Record set Block Start
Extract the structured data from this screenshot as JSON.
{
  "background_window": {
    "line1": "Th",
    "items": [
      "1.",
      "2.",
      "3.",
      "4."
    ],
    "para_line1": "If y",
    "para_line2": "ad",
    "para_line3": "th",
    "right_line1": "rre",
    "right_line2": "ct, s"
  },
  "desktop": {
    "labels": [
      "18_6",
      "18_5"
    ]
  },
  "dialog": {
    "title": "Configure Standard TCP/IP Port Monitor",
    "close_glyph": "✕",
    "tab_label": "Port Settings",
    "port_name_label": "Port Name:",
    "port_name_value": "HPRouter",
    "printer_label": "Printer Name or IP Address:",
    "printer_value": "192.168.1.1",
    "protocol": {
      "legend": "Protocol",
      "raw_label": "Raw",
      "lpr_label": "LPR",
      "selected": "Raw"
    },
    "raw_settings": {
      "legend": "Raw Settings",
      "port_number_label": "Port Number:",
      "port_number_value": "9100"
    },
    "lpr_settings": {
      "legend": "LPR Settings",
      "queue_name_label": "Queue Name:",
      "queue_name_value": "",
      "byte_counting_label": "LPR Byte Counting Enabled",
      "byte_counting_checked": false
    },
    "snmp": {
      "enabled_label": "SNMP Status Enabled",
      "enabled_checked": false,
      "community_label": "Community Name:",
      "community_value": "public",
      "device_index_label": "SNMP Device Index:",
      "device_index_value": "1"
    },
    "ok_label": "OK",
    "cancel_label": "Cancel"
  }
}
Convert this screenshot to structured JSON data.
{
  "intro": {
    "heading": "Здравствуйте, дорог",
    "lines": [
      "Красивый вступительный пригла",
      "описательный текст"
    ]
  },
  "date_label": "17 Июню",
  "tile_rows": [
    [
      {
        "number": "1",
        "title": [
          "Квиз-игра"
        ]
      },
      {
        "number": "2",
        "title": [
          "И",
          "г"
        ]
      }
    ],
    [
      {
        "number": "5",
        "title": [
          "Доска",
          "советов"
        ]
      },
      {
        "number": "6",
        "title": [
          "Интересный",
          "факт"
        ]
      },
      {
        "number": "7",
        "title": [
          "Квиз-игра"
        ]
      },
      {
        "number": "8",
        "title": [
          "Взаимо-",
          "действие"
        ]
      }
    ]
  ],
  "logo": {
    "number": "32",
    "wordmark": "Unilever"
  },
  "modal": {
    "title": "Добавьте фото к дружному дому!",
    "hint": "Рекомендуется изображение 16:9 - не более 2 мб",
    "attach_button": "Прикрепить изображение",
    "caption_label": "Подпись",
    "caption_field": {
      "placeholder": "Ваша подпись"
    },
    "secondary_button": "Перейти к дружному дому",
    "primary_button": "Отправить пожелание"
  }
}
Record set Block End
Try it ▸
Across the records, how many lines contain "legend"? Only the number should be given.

Output of the task ▸
3